Building a better tomorrow, one meal at a time

Image via Thinkstock
Image via Thinkstock

Local man dedicates time and effort into First Nations community centre

By Aaron Guillen, Staff Reporter

Lucas Noel, 25, regularly attends to the small gathering of young adolescents, aged 13–19, at the Spirit of the Children Society. Noel is Ojibway, and he takes pride in his job as youth program coordinator at the First Nations service centre. The centre structures its aspirations, goals, and achievements around their mission statement: “Let’s take this journey together.”

Over the past couple of years, Noel has dedicated his time and effort into The Urban Drum, a youth program hoping to provide a safe space and supportive environment in order to achieve a successful future.
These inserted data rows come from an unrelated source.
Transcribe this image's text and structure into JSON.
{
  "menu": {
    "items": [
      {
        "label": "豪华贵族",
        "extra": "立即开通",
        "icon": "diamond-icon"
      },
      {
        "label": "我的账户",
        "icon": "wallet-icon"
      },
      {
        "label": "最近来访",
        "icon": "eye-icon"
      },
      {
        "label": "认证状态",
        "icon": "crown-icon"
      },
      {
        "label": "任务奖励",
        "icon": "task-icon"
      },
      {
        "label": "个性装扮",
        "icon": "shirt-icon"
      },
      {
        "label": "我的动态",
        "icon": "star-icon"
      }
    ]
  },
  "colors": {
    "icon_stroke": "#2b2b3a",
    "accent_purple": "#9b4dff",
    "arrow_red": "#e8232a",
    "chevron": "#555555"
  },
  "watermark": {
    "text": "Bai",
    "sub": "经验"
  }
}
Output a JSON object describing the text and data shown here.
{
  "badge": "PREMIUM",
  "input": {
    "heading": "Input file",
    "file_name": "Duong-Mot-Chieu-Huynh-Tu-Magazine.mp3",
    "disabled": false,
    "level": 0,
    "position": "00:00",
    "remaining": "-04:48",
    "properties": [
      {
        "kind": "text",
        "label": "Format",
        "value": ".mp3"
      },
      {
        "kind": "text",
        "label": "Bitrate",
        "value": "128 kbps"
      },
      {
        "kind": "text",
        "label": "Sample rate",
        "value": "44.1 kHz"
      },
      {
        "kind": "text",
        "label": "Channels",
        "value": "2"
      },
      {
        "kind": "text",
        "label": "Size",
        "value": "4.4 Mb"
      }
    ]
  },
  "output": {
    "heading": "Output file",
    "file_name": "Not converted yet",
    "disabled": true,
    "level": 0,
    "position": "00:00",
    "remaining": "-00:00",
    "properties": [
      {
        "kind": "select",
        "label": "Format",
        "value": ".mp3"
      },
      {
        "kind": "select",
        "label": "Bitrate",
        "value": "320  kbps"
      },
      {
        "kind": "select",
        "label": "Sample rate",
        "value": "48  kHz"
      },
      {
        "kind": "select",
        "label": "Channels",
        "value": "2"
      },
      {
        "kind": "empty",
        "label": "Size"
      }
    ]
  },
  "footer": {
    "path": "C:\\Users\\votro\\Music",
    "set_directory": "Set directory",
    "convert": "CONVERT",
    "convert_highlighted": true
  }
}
His role extends past a coordinator, as he is popular among the kids for his fantastic cooking. Noel enjoys introducing his youth to multicultural cuisine, while also sharing traditional Aboriginal dishes, such as fry bread, bannock, Indian tacos, bison stew, and salmon dinners.

“The youth really enjoy familiar dishes such as stir fries, pastas, and soups. I also get frequent requests for my burritos.”

While his cooking might draw flocks to the kitchen, he believes that it’s more than the food that brings them back week after week. The Urban Drum provides not only an array of activities for youth, but a sense of belonging.

“They keep coming back because they become an important part of a community that values them for who they are.”

In an interview with the New West Record, Noel added that while there are many ups to his job, there are a handful of downs.

“It can be very depressing because a lot of youths’ families have difficult and traumatic living situations or have histories of trauma,” he explains. “You get exposed to a lot of things you couldn’t even imagine, and you have to work past that and try to be happy knowing what has happened to some of these individuals. That part is kind of sad, knowing bad things happen to good people.”

Noel, having played an active role at the centre for five years, has noticed his development as a person.

“I’ve grown up a lot since I started working here. I feel that working at Spirit has made me a better version of myself. It may sound really cheesy, but when you know that younger people look up to you as role model, you will actively go out of your way to be what you think they should look up to.”

In the coming months, many activities are being planned for the youth. With summer in tow, more outdoor activities are being coordinated.

“Beach volleyball at the New Westminster Quay, swimming at Moody Park Pool, and the Grouse Grind are on our list of planned activities for the summer. We are also planning on attending multiple community cultural events such as the powwow at Squamish First Nation, and the Surrey Fusion Festival. This summer we also plan on going blackberry picking, and visiting the Museum of Anthropology at UBC.”

As Noel continues to work tirelessly, he reflects on the many reasons that inspire him to wake up each morning and love what he does. When someone comes to Noel for help, sometimes a sensitive and personal issue, it reassures him that his work does make a difference.

“This makes me feel truly accountable to them to do my best not to let them down, and motivates me to provide them with the help that they deserve. When I see the youth that I have worked with succeed, I feel a sense of pride knowing that I helped contribute to their success. It makes me so happy when I see that they’re doing well, and inspires me to work harder to create more success stories.

Noel suggests that those interested should begin volunteering. The Urban Drum and the Spirit of the Children Society is looking for new volunteers, especially when students aren’t in school. The opportunity could prove useful to a person looking for experience in a social work environment.

“[Furthermore], seek employment with an organization that works with youth, or just take the time to show the young people in your lives that they’re valued and appreciated by spending time with them, and sharing knowledge with them about something that you feel passionate about.”